» **PROVIDED DATA**:
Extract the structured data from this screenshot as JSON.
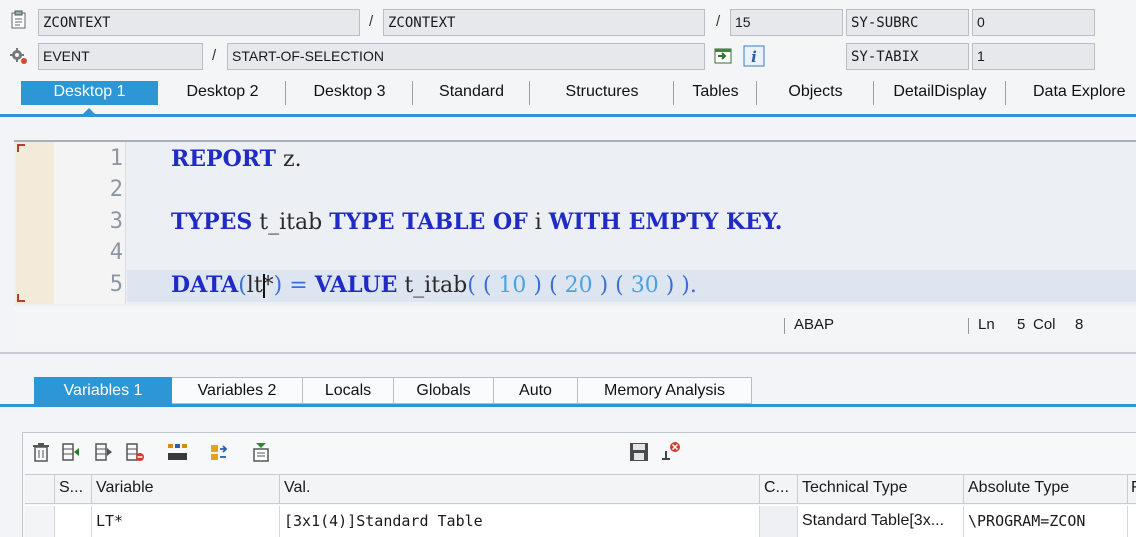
{
  "header": {
    "program_1": "ZCONTEXT",
    "program_2": "ZCONTEXT",
    "line": "15",
    "event_type": "EVENT",
    "event_name": "START-OF-SELECTION",
    "subrc_label": "SY-SUBRC",
    "subrc_value": "0",
    "tabix_label": "SY-TABIX",
    "tabix_value": "1",
    "sep": "/"
  },
  "top_tabs": [
    "Desktop 1",
    "Desktop 2",
    "Desktop 3",
    "Standard",
    "Structures",
    "Tables",
    "Objects",
    "DetailDisplay",
    "Data Explore"
  ],
  "editor": {
    "line_numbers": [
      "1",
      "2",
      "3",
      "4",
      "5"
    ],
    "line1": {
      "kw": "REPORT",
      "rest": " z."
    },
    "line3": {
      "kw1": "TYPES",
      "id1": " t_itab ",
      "kw2": "TYPE TABLE OF",
      "id2": " i ",
      "kw3": "WITH EMPTY KEY",
      "end": "."
    },
    "line5": {
      "kw1": "DATA",
      "p1": "(",
      "id1": "lt",
      "cursor_char": "*",
      "p2": ")",
      "op1": " = ",
      "kw2": "VALUE",
      "id2": " t_itab",
      "p3": "( ( ",
      "n1": "10",
      "p4": " ) ( ",
      "n2": "20",
      "p5": " ) ( ",
      "n3": "30",
      "p6": " ) )",
      "end": "."
    },
    "status_lang": "ABAP",
    "status_ln_label": "Ln",
    "status_ln": "5",
    "status_col_label": "Col",
    "status_col": "8"
  },
  "bottom_tabs": [
    "Variables 1",
    "Variables 2",
    "Locals",
    "Globals",
    "Auto",
    "Memory Analysis"
  ],
  "table": {
    "columns": [
      "S...",
      "Variable",
      "Val.",
      "C...",
      "Technical Type",
      "Absolute Type",
      "F"
    ],
    "rows": [
      {
        "variable": "LT*",
        "value": "[3x1(4)]Standard Table",
        "technical_type": "Standard Table[3x...",
        "absolute_type": "\\PROGRAM=ZCON"
      }
    ]
  },
  "colors": {
    "accent": "#2c97d4",
    "keyword": "#1f2bc4",
    "number": "#4aa3e0"
  }
}
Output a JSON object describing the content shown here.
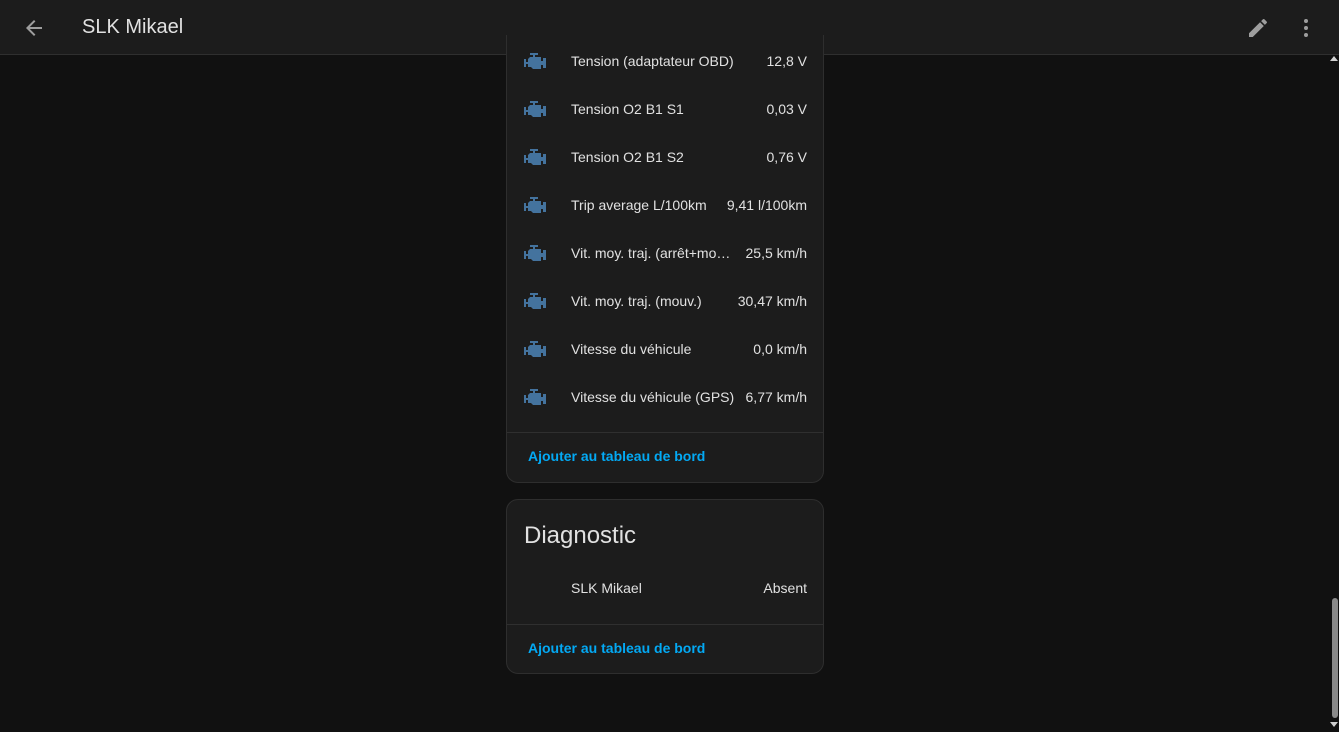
{
  "header": {
    "title": "SLK Mikael",
    "back_icon": "arrow-left-icon",
    "edit_icon": "pencil-icon",
    "more_icon": "dots-vertical-icon"
  },
  "sensors": {
    "icon": "engine-icon",
    "icon_color": "#44739e",
    "rows": [
      {
        "label": "Tension (adaptateur OBD)",
        "value": "12,8 V"
      },
      {
        "label": "Tension O2 B1 S1",
        "value": "0,03 V"
      },
      {
        "label": "Tension O2 B1 S2",
        "value": "0,76 V"
      },
      {
        "label": "Trip average L/100km",
        "value": "9,41 l/100km"
      },
      {
        "label": "Vit. moy. traj. (arrêt+mo…",
        "value": "25,5 km/h"
      },
      {
        "label": "Vit. moy. traj. (mouv.)",
        "value": "30,47 km/h"
      },
      {
        "label": "Vitesse du véhicule",
        "value": "0,0 km/h"
      },
      {
        "label": "Vitesse du véhicule (GPS)",
        "value": "6,77 km/h"
      }
    ],
    "add_label": "Ajouter au tableau de bord"
  },
  "diagnostic": {
    "title": "Diagnostic",
    "rows": [
      {
        "label": "SLK Mikael",
        "value": "Absent"
      }
    ],
    "add_label": "Ajouter au tableau de bord"
  },
  "colors": {
    "accent": "#03a9f4",
    "background": "#111111",
    "card": "#1c1c1c"
  }
}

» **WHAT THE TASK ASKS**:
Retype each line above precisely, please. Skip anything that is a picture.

» **EXERCISE RESPONSE**:
Extract the structured data from this screenshot as JSON.
{
  "header": {
    "program_1": "ZCONTEXT",
    "program_2": "ZCONTEXT",
    "line": "15",
    "event_type": "EVENT",
    "event_name": "START-OF-SELECTION",
    "subrc_label": "SY-SUBRC",
    "subrc_value": "0",
    "tabix_label": "SY-TABIX",
    "tabix_value": "1",
    "sep": "/"
  },
  "top_tabs": [
    "Desktop 1",
    "Desktop 2",
    "Desktop 3",
    "Standard",
    "Structures",
    "Tables",
    "Objects",
    "DetailDisplay",
    "Data Explore"
  ],
  "editor": {
    "line_numbers": [
      "1",
      "2",
      "3",
      "4",
      "5"
    ],
    "line1": {
      "kw": "REPORT",
      "rest": " z."
    },
    "line3": {
      "kw1": "TYPES",
      "id1": " t_itab ",
      "kw2": "TYPE TABLE OF",
      "id2": " i ",
      "kw3": "WITH EMPTY KEY",
      "end": "."
    },
    "line5": {
      "kw1": "DATA",
      "p1": "(",
      "id1": "lt",
      "cursor_char": "*",
      "p2": ")",
      "op1": " = ",
      "kw2": "VALUE",
      "id2": " t_itab",
      "p3": "( ( ",
      "n1": "10",
      "p4": " ) ( ",
      "n2": "20",
      "p5": " ) ( ",
      "n3": "30",
      "p6": " ) )",
      "end": "."
    },
    "status_lang": "ABAP",
    "status_ln_label": "Ln",
    "status_ln": "5",
    "status_col_label": "Col",
    "status_col": "8"
  },
  "bottom_tabs": [
    "Variables 1",
    "Variables 2",
    "Locals",
    "Globals",
    "Auto",
    "Memory Analysis"
  ],
  "table": {
    "columns": [
      "S...",
      "Variable",
      "Val.",
      "C...",
      "Technical Type",
      "Absolute Type",
      "F"
    ],
    "rows": [
      {
        "variable": "LT*",
        "value": "[3x1(4)]Standard Table",
        "technical_type": "Standard Table[3x...",
        "absolute_type": "\\PROGRAM=ZCON"
      }
    ]
  },
  "colors": {
    "accent": "#2c97d4",
    "keyword": "#1f2bc4",
    "number": "#4aa3e0"
  }
}
Output a JSON object describing the content shown here.
{
  "header": {
    "title": "SLK Mikael",
    "back_icon": "arrow-left-icon",
    "edit_icon": "pencil-icon",
    "more_icon": "dots-vertical-icon"
  },
  "sensors": {
    "icon": "engine-icon",
    "icon_color": "#44739e",
    "rows": [
      {
        "label": "Tension (adaptateur OBD)",
        "value": "12,8 V"
      },
      {
        "label": "Tension O2 B1 S1",
        "value": "0,03 V"
      },
      {
        "label": "Tension O2 B1 S2",
        "value": "0,76 V"
      },
      {
        "label": "Trip average L/100km",
        "value": "9,41 l/100km"
      },
      {
        "label": "Vit. moy. traj. (arrêt+mo…",
        "value": "25,5 km/h"
      },
      {
        "label": "Vit. moy. traj. (mouv.)",
        "value": "30,47 km/h"
      },
      {
        "label": "Vitesse du véhicule",
        "value": "0,0 km/h"
      },
      {
        "label": "Vitesse du véhicule (GPS)",
        "value": "6,77 km/h"
      }
    ],
    "add_label": "Ajouter au tableau de bord"
  },
  "diagnostic": {
    "title": "Diagnostic",
    "rows": [
      {
        "label": "SLK Mikael",
        "value": "Absent"
      }
    ],
    "add_label": "Ajouter au tableau de bord"
  },
  "colors": {
    "accent": "#03a9f4",
    "background": "#111111",
    "card": "#1c1c1c"
  }
}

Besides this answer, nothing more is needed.